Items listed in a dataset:
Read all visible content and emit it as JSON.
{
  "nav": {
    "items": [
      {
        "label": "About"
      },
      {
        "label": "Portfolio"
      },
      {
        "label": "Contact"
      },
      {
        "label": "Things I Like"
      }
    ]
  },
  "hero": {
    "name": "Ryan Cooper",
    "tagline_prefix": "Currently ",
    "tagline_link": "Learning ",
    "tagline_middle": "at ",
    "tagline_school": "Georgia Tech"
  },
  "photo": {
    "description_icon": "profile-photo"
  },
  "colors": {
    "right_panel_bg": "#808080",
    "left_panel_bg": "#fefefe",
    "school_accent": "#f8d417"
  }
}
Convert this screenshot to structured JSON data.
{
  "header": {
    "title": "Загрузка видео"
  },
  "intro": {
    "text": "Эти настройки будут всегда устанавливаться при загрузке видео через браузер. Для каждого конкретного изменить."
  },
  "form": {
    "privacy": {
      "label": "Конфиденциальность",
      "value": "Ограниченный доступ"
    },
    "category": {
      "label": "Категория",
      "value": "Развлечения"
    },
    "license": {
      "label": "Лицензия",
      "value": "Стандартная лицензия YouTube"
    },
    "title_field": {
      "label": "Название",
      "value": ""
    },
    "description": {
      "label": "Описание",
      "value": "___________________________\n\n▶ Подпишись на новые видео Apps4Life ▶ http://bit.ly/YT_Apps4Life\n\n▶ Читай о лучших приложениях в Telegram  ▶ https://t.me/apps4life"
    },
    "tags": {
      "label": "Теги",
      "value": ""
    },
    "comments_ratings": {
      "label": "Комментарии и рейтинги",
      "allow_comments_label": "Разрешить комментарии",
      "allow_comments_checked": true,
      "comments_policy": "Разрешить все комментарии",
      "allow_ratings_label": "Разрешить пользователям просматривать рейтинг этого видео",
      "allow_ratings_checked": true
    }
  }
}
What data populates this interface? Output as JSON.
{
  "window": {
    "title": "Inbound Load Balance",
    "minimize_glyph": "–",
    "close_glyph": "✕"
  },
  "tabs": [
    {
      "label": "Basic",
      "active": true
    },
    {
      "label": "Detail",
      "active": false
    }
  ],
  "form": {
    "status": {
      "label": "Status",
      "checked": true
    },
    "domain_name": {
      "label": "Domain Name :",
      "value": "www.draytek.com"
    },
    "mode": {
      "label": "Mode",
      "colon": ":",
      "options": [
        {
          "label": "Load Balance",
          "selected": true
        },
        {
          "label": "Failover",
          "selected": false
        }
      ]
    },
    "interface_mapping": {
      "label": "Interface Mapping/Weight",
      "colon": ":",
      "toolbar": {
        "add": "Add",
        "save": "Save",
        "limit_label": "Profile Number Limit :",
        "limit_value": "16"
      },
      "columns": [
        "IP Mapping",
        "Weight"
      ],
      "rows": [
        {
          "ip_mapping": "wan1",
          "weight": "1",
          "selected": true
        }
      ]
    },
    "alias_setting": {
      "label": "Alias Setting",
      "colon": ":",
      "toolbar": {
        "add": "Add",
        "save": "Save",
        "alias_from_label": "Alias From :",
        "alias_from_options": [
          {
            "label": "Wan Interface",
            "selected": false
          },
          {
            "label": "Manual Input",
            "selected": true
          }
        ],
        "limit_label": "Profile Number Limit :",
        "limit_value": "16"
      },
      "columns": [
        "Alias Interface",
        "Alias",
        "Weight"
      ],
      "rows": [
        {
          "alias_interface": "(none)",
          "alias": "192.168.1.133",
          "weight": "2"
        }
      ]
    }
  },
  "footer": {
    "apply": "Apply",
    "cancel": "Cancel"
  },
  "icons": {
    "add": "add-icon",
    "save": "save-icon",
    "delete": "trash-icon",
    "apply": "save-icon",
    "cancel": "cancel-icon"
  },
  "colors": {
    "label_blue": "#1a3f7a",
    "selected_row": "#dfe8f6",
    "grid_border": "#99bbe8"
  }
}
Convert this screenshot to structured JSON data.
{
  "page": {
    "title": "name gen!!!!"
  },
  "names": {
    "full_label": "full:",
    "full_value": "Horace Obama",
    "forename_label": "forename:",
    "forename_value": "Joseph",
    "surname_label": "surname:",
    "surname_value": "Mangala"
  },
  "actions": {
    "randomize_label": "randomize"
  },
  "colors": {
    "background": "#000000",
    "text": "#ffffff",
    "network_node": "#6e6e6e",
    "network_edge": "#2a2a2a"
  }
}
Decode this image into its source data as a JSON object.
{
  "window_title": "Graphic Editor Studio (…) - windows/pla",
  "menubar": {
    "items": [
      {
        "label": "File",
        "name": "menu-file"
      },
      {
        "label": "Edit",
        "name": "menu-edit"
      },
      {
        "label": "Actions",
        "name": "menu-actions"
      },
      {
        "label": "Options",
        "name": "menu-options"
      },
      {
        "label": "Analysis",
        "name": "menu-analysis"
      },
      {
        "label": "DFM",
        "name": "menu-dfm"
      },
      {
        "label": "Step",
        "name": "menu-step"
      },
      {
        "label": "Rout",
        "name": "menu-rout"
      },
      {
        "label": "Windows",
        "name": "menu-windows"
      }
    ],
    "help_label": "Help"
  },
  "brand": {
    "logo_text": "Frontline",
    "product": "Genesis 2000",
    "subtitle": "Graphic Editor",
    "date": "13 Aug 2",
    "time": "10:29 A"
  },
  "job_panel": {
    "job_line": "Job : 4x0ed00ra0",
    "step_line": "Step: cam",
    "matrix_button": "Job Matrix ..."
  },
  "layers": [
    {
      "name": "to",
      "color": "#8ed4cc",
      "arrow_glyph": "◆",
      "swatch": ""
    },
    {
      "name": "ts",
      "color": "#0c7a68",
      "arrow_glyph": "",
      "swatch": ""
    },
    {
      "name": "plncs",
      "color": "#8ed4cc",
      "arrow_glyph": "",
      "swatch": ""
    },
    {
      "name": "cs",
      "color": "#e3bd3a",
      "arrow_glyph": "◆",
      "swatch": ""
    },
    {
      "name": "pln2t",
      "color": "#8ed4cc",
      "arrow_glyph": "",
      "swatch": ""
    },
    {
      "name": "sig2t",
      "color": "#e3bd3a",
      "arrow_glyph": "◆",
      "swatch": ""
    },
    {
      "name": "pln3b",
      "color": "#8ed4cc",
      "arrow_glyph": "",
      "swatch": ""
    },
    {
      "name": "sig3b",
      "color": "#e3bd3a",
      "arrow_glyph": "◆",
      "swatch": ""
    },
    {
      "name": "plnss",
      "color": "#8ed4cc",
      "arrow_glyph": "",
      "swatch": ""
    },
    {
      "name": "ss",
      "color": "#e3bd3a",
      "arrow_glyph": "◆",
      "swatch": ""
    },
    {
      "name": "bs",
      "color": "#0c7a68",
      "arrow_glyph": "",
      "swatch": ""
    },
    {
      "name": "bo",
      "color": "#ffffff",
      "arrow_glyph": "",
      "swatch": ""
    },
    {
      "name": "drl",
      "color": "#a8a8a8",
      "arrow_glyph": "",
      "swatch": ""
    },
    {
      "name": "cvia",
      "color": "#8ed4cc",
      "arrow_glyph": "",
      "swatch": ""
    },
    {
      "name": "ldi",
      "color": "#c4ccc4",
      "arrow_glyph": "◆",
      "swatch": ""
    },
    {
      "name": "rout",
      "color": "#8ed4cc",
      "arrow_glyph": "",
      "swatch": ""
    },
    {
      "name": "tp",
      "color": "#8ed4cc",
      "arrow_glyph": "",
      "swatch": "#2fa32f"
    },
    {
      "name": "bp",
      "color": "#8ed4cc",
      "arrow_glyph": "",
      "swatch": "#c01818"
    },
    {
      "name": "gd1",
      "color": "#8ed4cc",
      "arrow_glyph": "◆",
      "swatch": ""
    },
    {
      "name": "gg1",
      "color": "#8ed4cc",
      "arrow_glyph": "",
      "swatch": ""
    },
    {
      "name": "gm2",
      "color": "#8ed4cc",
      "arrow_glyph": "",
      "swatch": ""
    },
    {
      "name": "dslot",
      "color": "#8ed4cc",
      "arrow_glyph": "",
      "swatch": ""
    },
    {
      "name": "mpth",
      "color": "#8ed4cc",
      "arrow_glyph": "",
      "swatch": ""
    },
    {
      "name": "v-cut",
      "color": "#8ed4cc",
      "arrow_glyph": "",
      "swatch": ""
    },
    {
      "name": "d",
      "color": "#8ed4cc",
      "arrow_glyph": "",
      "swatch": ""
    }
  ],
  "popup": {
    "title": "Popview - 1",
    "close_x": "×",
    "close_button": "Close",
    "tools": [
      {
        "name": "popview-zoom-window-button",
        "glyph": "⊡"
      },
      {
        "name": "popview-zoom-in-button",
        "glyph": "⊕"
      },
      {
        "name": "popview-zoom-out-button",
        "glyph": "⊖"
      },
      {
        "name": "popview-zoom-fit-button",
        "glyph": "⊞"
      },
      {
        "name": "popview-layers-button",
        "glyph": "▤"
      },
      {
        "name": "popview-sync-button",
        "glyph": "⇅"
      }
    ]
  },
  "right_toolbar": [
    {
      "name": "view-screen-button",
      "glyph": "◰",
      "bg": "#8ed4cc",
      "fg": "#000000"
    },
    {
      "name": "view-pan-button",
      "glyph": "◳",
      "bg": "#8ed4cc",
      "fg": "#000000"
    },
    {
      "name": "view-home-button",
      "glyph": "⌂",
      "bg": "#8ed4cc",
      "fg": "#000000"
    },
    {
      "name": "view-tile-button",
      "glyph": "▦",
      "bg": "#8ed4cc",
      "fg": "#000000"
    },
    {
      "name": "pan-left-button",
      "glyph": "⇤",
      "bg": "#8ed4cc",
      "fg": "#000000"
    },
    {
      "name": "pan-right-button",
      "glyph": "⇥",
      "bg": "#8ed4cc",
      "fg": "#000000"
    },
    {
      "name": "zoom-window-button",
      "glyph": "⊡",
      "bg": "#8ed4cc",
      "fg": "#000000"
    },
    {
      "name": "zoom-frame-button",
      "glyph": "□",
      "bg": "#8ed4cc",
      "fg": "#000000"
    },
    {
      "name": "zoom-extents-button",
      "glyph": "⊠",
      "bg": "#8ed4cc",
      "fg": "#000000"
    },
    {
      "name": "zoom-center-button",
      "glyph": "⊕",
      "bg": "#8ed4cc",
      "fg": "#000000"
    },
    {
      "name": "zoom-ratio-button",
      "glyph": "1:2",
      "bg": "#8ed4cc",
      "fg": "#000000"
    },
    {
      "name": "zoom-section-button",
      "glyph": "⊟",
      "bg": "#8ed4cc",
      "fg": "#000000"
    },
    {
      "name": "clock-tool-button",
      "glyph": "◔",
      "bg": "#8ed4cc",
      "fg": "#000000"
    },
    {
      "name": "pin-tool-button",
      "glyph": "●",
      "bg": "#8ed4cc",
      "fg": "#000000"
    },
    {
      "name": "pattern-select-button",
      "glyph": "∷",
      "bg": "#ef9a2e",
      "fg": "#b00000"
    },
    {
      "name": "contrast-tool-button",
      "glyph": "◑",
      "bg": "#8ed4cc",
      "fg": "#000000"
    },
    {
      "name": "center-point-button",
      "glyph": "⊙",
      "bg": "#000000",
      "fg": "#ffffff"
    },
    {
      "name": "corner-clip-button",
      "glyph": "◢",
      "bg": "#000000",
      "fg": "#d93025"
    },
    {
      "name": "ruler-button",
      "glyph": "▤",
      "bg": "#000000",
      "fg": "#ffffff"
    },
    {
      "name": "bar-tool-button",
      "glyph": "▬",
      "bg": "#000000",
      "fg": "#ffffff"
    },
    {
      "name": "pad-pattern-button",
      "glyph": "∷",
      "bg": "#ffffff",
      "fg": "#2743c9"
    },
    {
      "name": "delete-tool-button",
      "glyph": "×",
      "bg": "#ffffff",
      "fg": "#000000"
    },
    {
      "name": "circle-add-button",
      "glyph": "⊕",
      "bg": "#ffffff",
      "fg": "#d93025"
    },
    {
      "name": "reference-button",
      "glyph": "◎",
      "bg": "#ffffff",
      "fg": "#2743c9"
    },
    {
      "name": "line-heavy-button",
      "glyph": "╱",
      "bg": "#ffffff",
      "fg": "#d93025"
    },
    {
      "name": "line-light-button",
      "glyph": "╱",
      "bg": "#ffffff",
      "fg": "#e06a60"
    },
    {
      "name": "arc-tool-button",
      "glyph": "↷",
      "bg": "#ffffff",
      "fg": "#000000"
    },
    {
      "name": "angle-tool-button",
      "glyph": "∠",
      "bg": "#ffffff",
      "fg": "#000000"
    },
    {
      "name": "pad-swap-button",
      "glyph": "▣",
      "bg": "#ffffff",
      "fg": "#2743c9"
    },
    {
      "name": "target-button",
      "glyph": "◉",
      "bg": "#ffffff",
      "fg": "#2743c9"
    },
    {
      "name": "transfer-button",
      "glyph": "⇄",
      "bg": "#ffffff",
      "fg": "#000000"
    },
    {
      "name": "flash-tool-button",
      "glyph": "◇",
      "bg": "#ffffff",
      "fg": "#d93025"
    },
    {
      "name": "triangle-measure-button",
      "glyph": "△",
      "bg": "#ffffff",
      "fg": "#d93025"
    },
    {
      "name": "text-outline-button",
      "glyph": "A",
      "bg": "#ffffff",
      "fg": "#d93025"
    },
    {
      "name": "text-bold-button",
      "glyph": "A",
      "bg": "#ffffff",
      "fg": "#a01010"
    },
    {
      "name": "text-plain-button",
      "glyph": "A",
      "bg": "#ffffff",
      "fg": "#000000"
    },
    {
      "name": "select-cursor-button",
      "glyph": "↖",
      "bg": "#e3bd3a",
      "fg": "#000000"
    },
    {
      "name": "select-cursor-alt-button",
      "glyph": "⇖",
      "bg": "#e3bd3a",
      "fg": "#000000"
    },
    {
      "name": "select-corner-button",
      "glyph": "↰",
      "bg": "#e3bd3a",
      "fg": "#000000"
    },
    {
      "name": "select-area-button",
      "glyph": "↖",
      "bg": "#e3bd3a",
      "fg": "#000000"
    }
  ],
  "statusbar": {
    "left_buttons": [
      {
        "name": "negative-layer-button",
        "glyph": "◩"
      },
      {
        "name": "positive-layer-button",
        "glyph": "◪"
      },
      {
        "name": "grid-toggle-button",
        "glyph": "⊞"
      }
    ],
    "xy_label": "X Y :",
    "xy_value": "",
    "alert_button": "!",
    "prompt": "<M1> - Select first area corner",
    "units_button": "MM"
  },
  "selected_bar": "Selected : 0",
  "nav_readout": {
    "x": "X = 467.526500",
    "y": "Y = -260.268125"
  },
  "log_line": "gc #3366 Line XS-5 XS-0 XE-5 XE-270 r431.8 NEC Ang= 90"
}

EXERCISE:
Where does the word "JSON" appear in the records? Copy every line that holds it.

EXERCISE RESULT:
Read all visible content and emit it as JSON.
Convert this screenshot to structured JSON data.
What data populates this interface? Output as JSON.
Convert this screenshot to structured JSON data.
Decode this image into its source data as a JSON object.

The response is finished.